A disc replacement: Certain individuals with lumbar or cervical disc disease can qualify for a disc replacement. Somewhat similar to hip and knee replacements done today. The purpose of this procedure is to maintain motion at the level with the disc pathology. This helps to prevent further degeneration of the disc that are adjacent to the level operated on in the future. ...Read more
Disc dehydrated: It is mild dehydration of the disc, suggesting damage to the blood supply of the disc and foretelling a decay cycle and aging of the disc. In and of itself, not important to worry about unless associated with severe symptoms, then needs proper consideration and evaluation. ...Read more
It is when the inner: Material or nucleus pulposus moves through outer layer or annulus fibrosis which is thick & tough in most areas with the nucleus gel like at a younger age and dries out as we age to a consistency like crabmeat. As we age, the annulus develops cracks or tears which can expand & allow the nucleus out. The peak incidence for this is between ages30-50. Stepping on a jelly doughnut is an example. ...Read more
Varies: Pain from a herniated disc can be severe with symptoms of pain, numbness, tingling and weakness in the back, buttocks, upper leg and lower leg. On the other end of the spectrum, there can be little or no pain to a herniated disc.
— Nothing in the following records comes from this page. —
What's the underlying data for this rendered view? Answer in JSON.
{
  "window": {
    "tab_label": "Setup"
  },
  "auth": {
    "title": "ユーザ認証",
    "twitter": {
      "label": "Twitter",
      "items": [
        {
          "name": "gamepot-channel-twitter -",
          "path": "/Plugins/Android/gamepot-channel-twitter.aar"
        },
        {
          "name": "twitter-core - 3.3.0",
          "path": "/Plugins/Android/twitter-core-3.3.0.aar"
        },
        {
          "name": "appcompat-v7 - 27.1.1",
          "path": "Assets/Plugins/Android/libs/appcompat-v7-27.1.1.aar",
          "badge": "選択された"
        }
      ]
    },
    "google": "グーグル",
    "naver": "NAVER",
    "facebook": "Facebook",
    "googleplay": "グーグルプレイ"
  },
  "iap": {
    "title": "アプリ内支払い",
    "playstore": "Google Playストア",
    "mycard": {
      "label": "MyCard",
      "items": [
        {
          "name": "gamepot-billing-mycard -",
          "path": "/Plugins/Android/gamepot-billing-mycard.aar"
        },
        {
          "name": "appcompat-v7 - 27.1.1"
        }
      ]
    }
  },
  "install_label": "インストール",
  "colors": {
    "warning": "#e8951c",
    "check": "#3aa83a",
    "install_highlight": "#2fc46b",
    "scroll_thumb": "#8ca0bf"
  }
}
Be sure to see your doctor if you are suspicious of a herniated disc. ...Read more
Thorough evaluation: Assuming you are referring to a herniated disc, start with your primary care physician to begin work up, order appropriate studies, and decide if you need a referral to a spine specialist (ortho or neuro spine surgeon). Not every disc herniation needs surgery - usually a last resort. ...Read more
Discs dehydrated: It is dehydration of multiple discs, us ggesting degenerative aging of the spine and discs foretelling a decay cycle and aging of the disc. In and of itself, not important to worry about unless associated with severe symptoms, then needs proper consideration and evaluation. ...Read more
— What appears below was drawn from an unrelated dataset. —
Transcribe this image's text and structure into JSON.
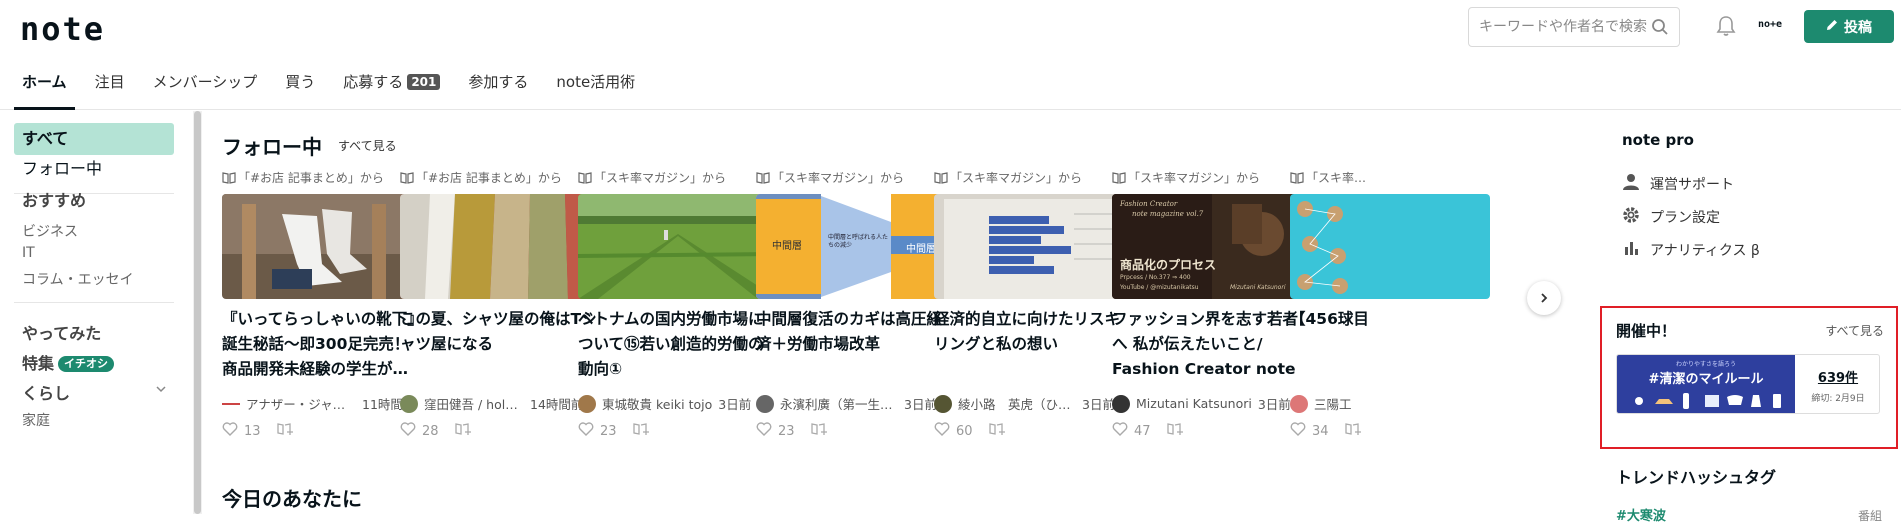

Various treatment: Assuming you have an MRI, start with back stabilization exercises given by physical therapy so it can be documented. Could also benefit from a steroid epidural injection. Use Naproxen twice a day, and have that documented in a chart to establish you have been treated conservatively. If pain persists with the above, get a surgical evaluation. ...Read more
Yes: Disk herniation may cause pain, numbness and weakness limiting activity and work. You may have to reduce the number of hours and stop working all together. Fortunately disk herniations are treated well by endoscopic spine surgery. This minimally invasive procedure is with a small video camera inserted through a pen sized tube. This allows direct visualization and removal of the disk. ...Read more
Not all the time: About 20% of adult population will have a disc herniation on a study & not have symptoms. Sometimes symptoms are minor &no testing is done or if more severe, they are better before any evaluation is done. 90% of symptomatic disc herniations get better with just time independent of any specific treatment. Symptoms range from back or neck pain with/without extremity pain or just arm/leg pain. ...Read more
Might be age: The term is saying that multiple discs (presumably in your back/neck) are dried out and decreased in size. This happens to everyone as you age and the question is whether it is more than normal. ...Read more
Varies: A disc acts as a cushion between two vertebrae in the spinal column. The disc consists of an inner soft part surrounded by tough fibers known as the annulus. If the annulus tears, the soft inner part can herniated out through the tear. It can then cause irritation of a nerve and subsequent pain. Herniations can heal by themselves, but they can also cause severe pain. Many treatment options. ...Read more